Recently I signed up my indie publishing company, Dark Helix Press, to be a vendor at FIYAHCON, a virtual convention centering the perspectives and celebrating the contributions of BIPOC in speculative fiction. (I’ll be speaking about publishing there too, will release details when I have them.)
At FIYAHCON the vendors are setting up a virtual table on a platform called AirMeet which I have never used before. One of the items I needed to upload was a video and I don’t have any book trailers for Dark Helix Press. In the past I made a book trailer for The Undead Sorceress which was ok, but with new tools available, making a trailer now is much faster than ever before!
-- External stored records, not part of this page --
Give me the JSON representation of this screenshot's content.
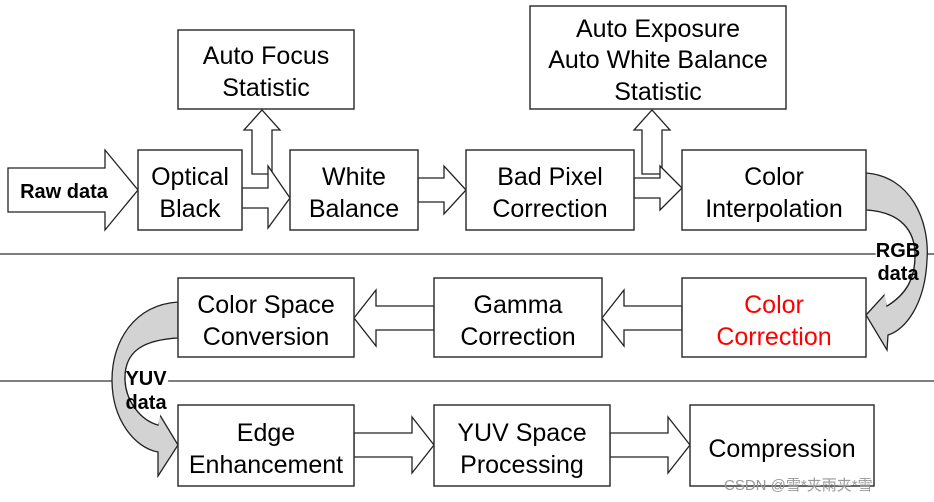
{
  "input_label": "Raw data",
  "top_boxes": [
    {
      "lines": [
        "Auto Focus",
        "Statistic"
      ]
    },
    {
      "lines": [
        "Auto Exposure",
        "Auto White Balance",
        "Statistic"
      ]
    }
  ],
  "row1": [
    {
      "lines": [
        "Optical",
        "Black"
      ]
    },
    {
      "lines": [
        "White",
        "Balance"
      ]
    },
    {
      "lines": [
        "Bad Pixel",
        "Correction"
      ]
    },
    {
      "lines": [
        "Color",
        "Interpolation"
      ]
    }
  ],
  "row2": [
    {
      "lines": [
        "Color",
        "Correction"
      ],
      "color": "#ff0000"
    },
    {
      "lines": [
        "Gamma",
        "Correction"
      ]
    },
    {
      "lines": [
        "Color Space",
        "Conversion"
      ]
    }
  ],
  "row3": [
    {
      "lines": [
        "Edge",
        "Enhancement"
      ]
    },
    {
      "lines": [
        "YUV Space",
        "Processing"
      ]
    },
    {
      "lines": [
        "Compression"
      ]
    }
  ],
  "rgb_label": [
    "RGB",
    "data"
  ],
  "yuv_label": [
    "YUV",
    "data"
  ],
  "watermark": "CSDN @雪*夹雨夹*雪",
  "colors": {
    "highlight": "#ff0000",
    "curve_fill": "#d3d3d3"
  }
}
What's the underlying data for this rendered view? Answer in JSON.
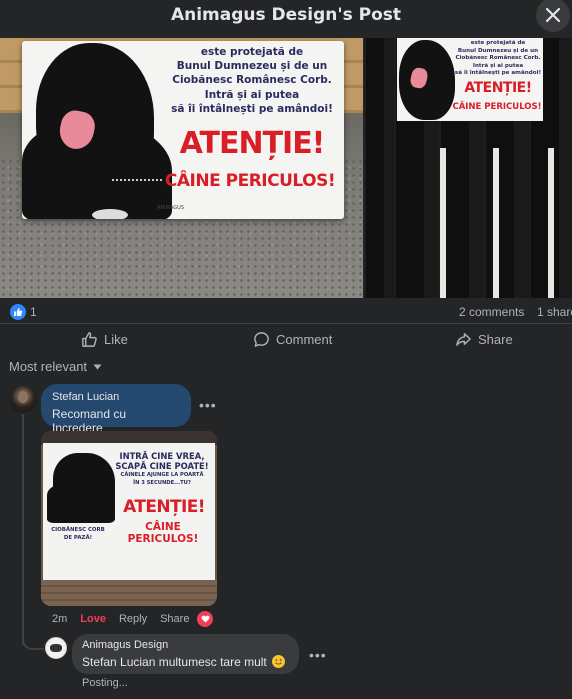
{
  "header": {
    "title": "Animagus Design's Post",
    "close_icon": "close-icon"
  },
  "photos": {
    "left_sign": {
      "lines": [
        "este protejată de",
        "Bunul Dumnezeu și de un",
        "Ciobănesc Românesc Corb.",
        "Intră și ai putea",
        "să îi întâlnești pe amândoi!"
      ],
      "warning": "ATENȚIE!",
      "danger": "CÂINE PERICULOS!",
      "brand": "ANIMAGUS"
    },
    "right_sign": {
      "lines": [
        "este protejată de",
        "Bunul Dumnezeu și de un",
        "Ciobănesc Românesc Corb.",
        "Intră și ai putea",
        "să îi întâlnești pe amândoi!"
      ],
      "warning": "ATENȚIE!",
      "danger": "CÂINE PERICULOS!"
    }
  },
  "reactions": {
    "icon": "like-icon",
    "count": "1",
    "comments": "2 comments",
    "shares": "1 share"
  },
  "actions": {
    "like": "Like",
    "comment": "Comment",
    "share": "Share"
  },
  "sort": {
    "label": "Most relevant"
  },
  "comments": [
    {
      "author": "Stefan Lucian",
      "text": "Recomand cu Incredere",
      "image": {
        "lines": [
          "INTRĂ CINE VREA,",
          "SCAPĂ CINE POATE!",
          "CÂINELE AJUNGE LA POARTĂ",
          "ÎN 3 SECUNDE...TU?"
        ],
        "warning": "ATENȚIE!",
        "danger": "CÂINE PERICULOS!",
        "caption": [
          "CIOBĂNESC CORB",
          "DE PAZĂ!"
        ]
      },
      "meta": {
        "time": "2m",
        "love": "Love",
        "reply": "Reply",
        "share": "Share"
      },
      "reaction_icon": "heart-icon"
    },
    {
      "author": "Animagus Design",
      "text": "Stefan Lucian multumesc tare mult",
      "emoji": "smile-emoji-icon",
      "status": "Posting..."
    }
  ],
  "colors": {
    "background": "#242526",
    "bubble": "#3a3b3c",
    "highlight_bubble": "#25496e",
    "love": "#f33e58",
    "like": "#2d88ff",
    "sign_red": "#d91e28"
  }
}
The concept of making a trailer is the same to make any video for social media, once you learn how to make on video, it’s a skill which can be used for lots of creative fun!
The trailer I made below took about three hours, because I was fiddling with fonts/colors/layout and made some custom graphics for the Dark Helix Press Threadless Shop merchandise because I wanted “clean cut” items that would “pop out.” I had to use a graphic editor to do that (did it quick and dirty with the free Paint.net graphic program) because video programs have limited graphics editing capabilities. Note I had $0 budget, but the video looks pretty good for zero dollars!
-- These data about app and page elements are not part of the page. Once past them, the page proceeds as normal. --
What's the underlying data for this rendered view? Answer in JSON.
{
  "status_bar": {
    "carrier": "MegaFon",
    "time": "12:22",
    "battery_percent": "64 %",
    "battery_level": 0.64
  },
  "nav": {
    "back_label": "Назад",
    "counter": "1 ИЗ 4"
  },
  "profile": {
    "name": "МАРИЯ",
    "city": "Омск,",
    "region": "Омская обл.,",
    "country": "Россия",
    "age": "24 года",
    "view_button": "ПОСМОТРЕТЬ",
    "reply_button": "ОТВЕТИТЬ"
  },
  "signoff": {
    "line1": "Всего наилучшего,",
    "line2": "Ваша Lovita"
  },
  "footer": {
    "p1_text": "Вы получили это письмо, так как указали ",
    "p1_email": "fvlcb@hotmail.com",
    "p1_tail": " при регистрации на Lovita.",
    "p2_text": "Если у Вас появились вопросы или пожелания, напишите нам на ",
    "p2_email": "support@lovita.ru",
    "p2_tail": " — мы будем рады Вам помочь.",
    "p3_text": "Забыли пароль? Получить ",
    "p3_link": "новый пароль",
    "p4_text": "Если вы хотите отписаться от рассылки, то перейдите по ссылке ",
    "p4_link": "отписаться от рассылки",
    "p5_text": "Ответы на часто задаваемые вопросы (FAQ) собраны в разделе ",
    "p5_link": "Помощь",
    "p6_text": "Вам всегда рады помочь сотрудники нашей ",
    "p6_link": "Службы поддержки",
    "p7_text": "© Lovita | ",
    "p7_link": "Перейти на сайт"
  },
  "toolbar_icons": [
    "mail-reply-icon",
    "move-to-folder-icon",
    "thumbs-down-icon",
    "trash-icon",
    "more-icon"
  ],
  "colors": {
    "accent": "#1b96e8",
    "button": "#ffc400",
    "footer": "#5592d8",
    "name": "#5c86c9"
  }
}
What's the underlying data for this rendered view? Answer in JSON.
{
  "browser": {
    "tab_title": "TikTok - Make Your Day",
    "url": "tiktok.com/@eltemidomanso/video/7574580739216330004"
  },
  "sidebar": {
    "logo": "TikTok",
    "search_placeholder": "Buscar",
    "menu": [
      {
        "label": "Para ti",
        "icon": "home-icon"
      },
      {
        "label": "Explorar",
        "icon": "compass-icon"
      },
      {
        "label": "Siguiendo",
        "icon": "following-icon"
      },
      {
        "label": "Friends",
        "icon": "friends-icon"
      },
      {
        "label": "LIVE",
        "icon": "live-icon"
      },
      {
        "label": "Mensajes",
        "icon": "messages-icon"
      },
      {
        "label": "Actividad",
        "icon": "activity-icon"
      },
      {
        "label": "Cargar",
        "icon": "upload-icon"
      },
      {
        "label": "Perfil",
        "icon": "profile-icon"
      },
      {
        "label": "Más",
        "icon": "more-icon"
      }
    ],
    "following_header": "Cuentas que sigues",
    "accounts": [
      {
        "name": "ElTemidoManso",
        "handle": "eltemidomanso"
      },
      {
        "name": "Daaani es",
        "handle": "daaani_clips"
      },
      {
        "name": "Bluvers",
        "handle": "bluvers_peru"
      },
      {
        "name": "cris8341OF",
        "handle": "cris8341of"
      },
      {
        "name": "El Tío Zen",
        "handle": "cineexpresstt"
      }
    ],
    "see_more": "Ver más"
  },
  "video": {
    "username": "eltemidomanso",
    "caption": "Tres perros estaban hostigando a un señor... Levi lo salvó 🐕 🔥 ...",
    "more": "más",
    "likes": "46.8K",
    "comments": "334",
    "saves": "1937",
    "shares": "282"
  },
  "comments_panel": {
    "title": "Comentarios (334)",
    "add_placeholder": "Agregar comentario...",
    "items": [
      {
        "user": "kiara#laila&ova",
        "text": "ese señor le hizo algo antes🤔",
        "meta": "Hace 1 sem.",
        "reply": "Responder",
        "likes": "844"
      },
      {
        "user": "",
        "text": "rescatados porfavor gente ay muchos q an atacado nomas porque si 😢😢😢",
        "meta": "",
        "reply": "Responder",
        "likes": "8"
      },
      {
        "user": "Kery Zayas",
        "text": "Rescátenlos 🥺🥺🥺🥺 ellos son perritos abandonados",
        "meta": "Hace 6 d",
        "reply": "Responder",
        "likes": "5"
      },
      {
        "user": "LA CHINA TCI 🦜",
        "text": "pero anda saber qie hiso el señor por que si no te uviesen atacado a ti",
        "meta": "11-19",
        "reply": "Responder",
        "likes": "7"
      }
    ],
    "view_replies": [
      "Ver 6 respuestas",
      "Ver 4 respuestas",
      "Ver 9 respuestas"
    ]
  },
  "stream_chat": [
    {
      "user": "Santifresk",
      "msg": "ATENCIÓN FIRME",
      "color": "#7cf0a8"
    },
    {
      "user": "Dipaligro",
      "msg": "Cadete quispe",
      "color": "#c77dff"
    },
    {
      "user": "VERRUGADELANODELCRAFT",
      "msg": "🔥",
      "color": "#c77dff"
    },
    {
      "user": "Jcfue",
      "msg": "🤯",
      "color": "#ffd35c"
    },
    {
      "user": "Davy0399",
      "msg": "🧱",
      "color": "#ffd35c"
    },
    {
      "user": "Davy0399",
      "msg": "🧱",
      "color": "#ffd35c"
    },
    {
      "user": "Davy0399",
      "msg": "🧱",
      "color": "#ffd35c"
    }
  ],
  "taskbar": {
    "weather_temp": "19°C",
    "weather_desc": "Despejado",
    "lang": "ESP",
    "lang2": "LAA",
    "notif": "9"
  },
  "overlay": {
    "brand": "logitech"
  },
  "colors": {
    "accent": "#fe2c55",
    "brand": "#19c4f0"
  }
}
Steps used to make a book trailer:
- List out what you want to put in each “slide” which is really a short video. Pretend it’s a PowerPoint and on each slide think about what message or text you want to convey.
- Find videos for each slide. There are a couple of sites you can download free videos, such as Pexels, Pixabay, Mixkit, etc. We used Pixabay.
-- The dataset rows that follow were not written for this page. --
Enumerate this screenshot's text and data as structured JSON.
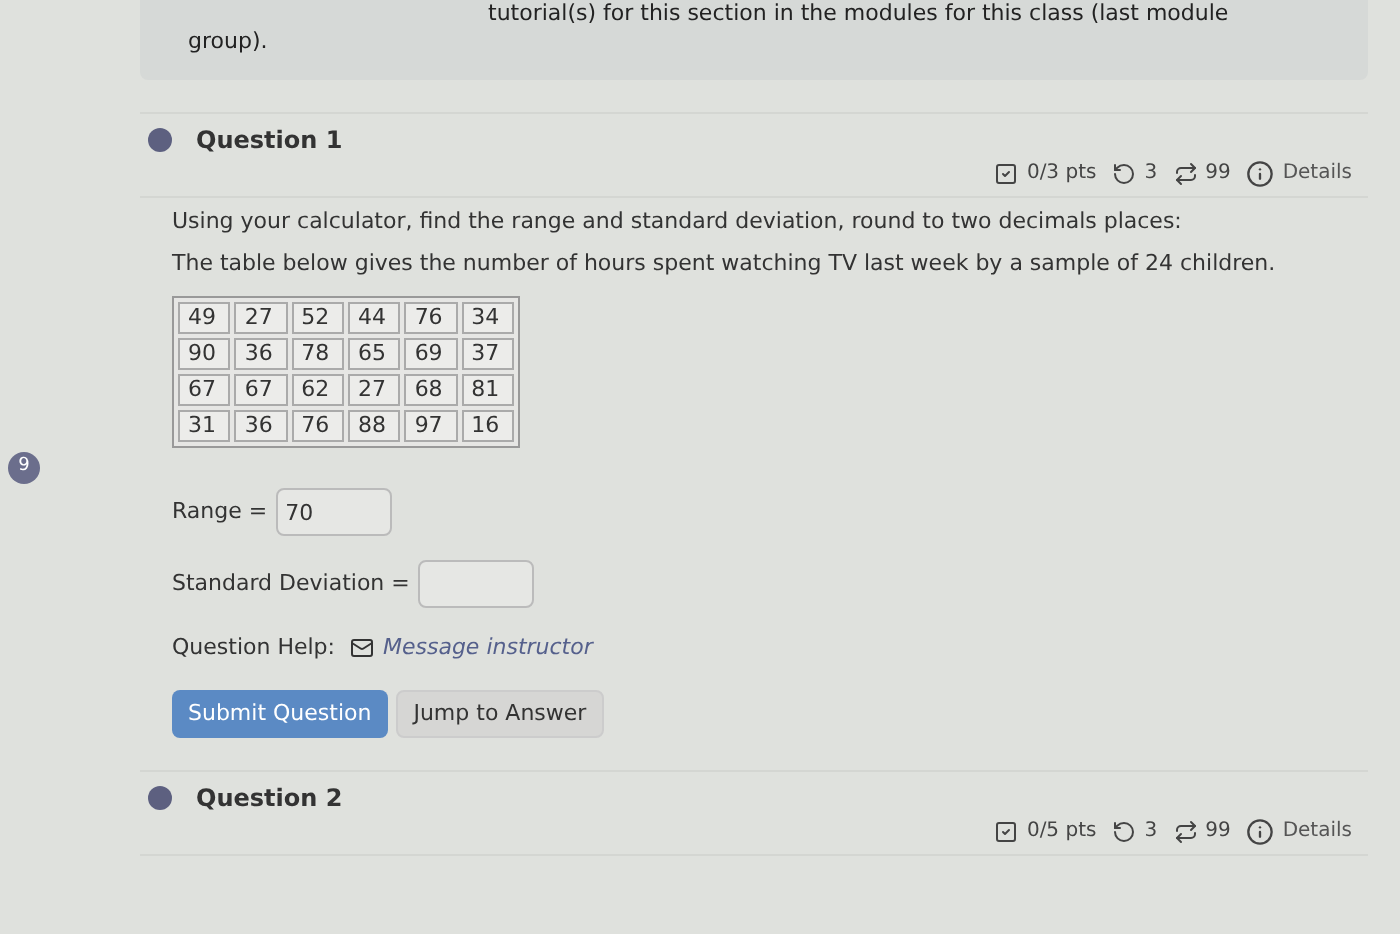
{
  "intro": {
    "lines": [
      "tutorial(s) for this section in the modules for this class (last module",
      "group)."
    ]
  },
  "side_badge": "9",
  "questions": [
    {
      "title": "Question 1",
      "pts": "0/3 pts",
      "retries": "3",
      "attempts": "99",
      "details": "Details"
    },
    {
      "title": "Question 2",
      "pts": "0/5 pts",
      "retries": "3",
      "attempts": "99",
      "details": "Details"
    }
  ],
  "body": {
    "instruction": "Using your calculator, find the range and standard deviation, round to two decimals places:",
    "description": "The table below gives the number of hours spent watching TV last week by a sample of 24 children.",
    "table": [
      [
        "49",
        "27",
        "52",
        "44",
        "76",
        "34"
      ],
      [
        "90",
        "36",
        "78",
        "65",
        "69",
        "37"
      ],
      [
        "67",
        "67",
        "62",
        "27",
        "68",
        "81"
      ],
      [
        "31",
        "36",
        "76",
        "88",
        "97",
        "16"
      ]
    ],
    "fields": [
      {
        "label": "Range =",
        "value": "70"
      },
      {
        "label": "Standard Deviation ="
      }
    ],
    "help_label": "Question Help:",
    "help_link": "Message instructor",
    "buttons": [
      {
        "label": "Submit Question",
        "kind": "primary"
      },
      {
        "label": "Jump to Answer",
        "kind": "secondary"
      }
    ]
  }
}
- For one video we wanted 14 seconds, but the shot we downloaded was 10 seconds, so we extended the video time by slowing down the speed of the footage.
- If you are adding extra graphics to the video, you will need to clean up with a graphics editor such as Paint.net, Krita, Adobe Photoshop, etc. We used Paint.net.
- Pick a program to compile the videos – Canva, Filmgora, iMovie, etc. We used Canva.
- Upload the videos into the program, add text, music (we used the music provided in the program) and graphics.
- In some of the programs you can modify the layout and animate the graphics/fonts.
- Upload onto Youtube and publish.
- Read carefully on the sites where you gathered graphics, videos and music. Some of the licenses ask for attribution in lieu of payment and there may be restrictions on use.
I hope this information was useful to you! After you do it once, the subsequent videos will be easier next time!